According to Spanish researchers, Minocycline is much more than just an antibiotic.  Minocycline far beyond an antibiotic  Not only is it antimicrobial and anti-inflammatory, it has also been shown to be neuroprotective, anti-apoptotic, and it inhibits proteolysis, angiogenesis and tumor metastasis.  Preclinical trials have shown it to inhibit malignant cell growth and activation and repletion of HIV, and  prevents bone resorption.  It has helped those with Parkinson’s, Huntington’s, ALS, Alzheimer’s, and spinal cord injury.  The link in blue demonstrates minos effectiveness against dermatitis, periodontal disease, rheumatoid arthritis, and CNS (central nervous system) pathologies, osteoporosis, and autism, as well as has potential to help atherosclerosis, inflammatory bowel disease, and allergic asthma.  The researchers also feel mino is a rational treatment for neuropathic pain, something Lyme/MSIDS patients understand up close and personal.

Mino is inexpensive, has a known side-effect profile, and is well-absorbed (95-100%).  It, along with doxycycline, due to their ability to penetrate the cell wall, is commonly used for Lyme disease treatment:

Hidden Invaders: Infections Can Trigger Immune Attacks on Kids’ Brains Provoking Devastating Psychiatric Disorders  By Pamela Weintraub Wednesday, March 29, 2017

Hidden Invaders:  Infections can trigger immune attacks on kids’ brains, provoking devastating psychiatric disorders.

Please read Weintraub’s detailed article in link above about seven year old Paul who changed over night, due to pediatric acute-onset neuropsychiatric syndrome (PANS).  

“PANS is thought to be an inflammatory condition that results when an infection or some other invasive trigger spurs the body to turn on itself and attack structures in the brain. For years, scientists had focused on a single infection — group A streptococcal disease — that produced antibodies that attacked the part of the forebrain involved in forming habits, resulting in OCD. Today, the paradigm has widened into a much bigger idea that expands our understanding of psychiatric disease: A whole host of infections and other unknown triggers lead to the production of antibodies and immune cells that can cross into the brain. Depending on where these immune responses land and which brain structures they block, erode or destroy, a range of psychiatric ills can result. In one person, it could be OCD; in the next, it could be hyperactivity and inattention, anxiety, restricted eating, even hallucinations or autistic behavior.”

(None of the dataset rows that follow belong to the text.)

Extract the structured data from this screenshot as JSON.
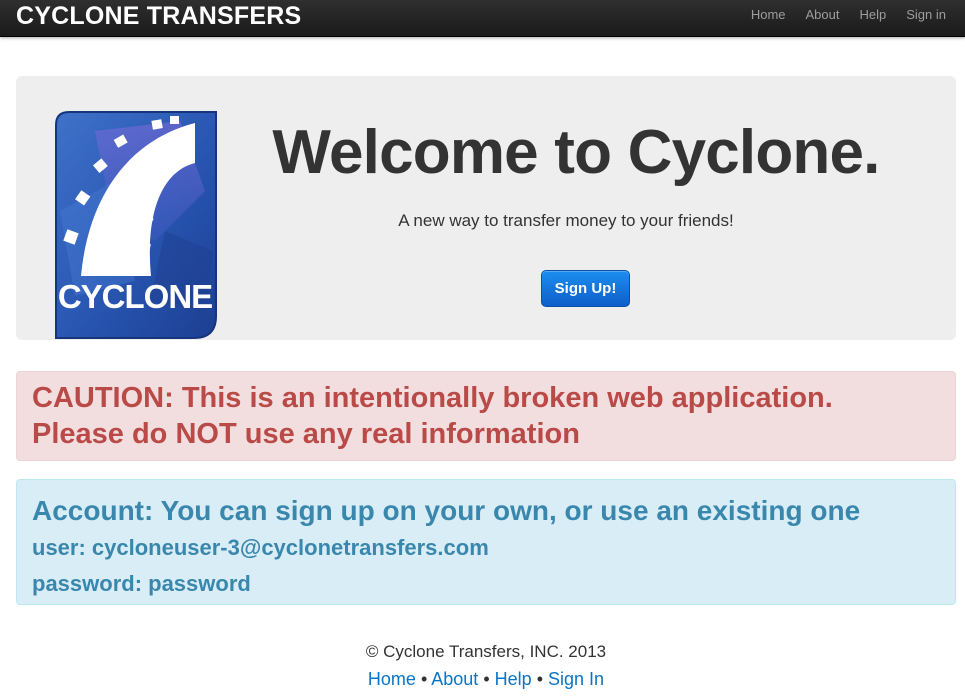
{
  "navbar": {
    "brand": "CYCLONE TRANSFERS",
    "links": [
      "Home",
      "About",
      "Help",
      "Sign in"
    ]
  },
  "hero": {
    "logo_text": "CYCLONE",
    "title": "Welcome to Cyclone.",
    "subtitle": "A new way to transfer money to your friends!",
    "signup_label": "Sign Up!"
  },
  "caution": {
    "line1": "CAUTION: This is an intentionally broken web application.",
    "line2": "Please do NOT use any real information"
  },
  "account": {
    "heading": "Account: You can sign up on your own, or use an existing one",
    "user": "user: cycloneuser-3@cyclonetransfers.com",
    "password": "password: password"
  },
  "footer": {
    "copyright": "© Cyclone Transfers, INC. 2013",
    "links": [
      "Home",
      "About",
      "Help",
      "Sign In"
    ],
    "separator": "•"
  },
  "colors": {
    "navbar_bg": "#222222",
    "hero_bg": "#eeeeee",
    "primary_button": "#0e6fd9",
    "error_text": "#b94a48",
    "error_bg": "#f2dede",
    "info_text": "#3a87ad",
    "info_bg": "#d9edf7",
    "link": "#0a74c6"
  }
}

A prominent Wisconsin Lyme literate doctor states that 80% of his PANS children are also infected with Lyme/MSIDS.  They respond and improve with antibiotics, diet change, probiotics, and other supplements to improve immune function. According to Weintraub, researchers are trying to find the right treatment that stops inflammation and immune dysfunction due to rogue antibodies that attack the brain.

Weintraub also reports that strep infections can cause neuropsychiatric symptoms.  One psychiatrist found that some patients right after a strep infection could develop OCD and eating disorders.  She also found that children with OCD from PANDAS had toxic behavior reactions to typical medications that helped those with standard OCD showing the two groups were not equal.  In studying 43 children with acute onset OCD, the infectious triggers were strep and mycoplasma.  She treated them with Azithromycin and the patients improved.

Untreated PANS children can be disabled by their psychiatric symptoms and have, “OCD with severe intrusive thoughts such as suicidal ideation, psychosis, deep anxieties and fears, panic, rage, and are at risk of committing violent acts, ” as well as cognitive problems such as:  “handwriting deterioration, slow processing speed and regressions so frightening that a once-normal 10-year-old might have the skills and behavior of a developmentally slow 3-year-old.”

A pediatric rheumatologist managed to find clusters of children from the same school or neighborhood who had all come down with the condition in the same month as well as other infections besides strep were involved, such as bacterial mycoplasma, influenza, sinusitis, pneumonia and others.  Incredible video by Dr. Marke with written highlights and discussion on PANDAS/PANS.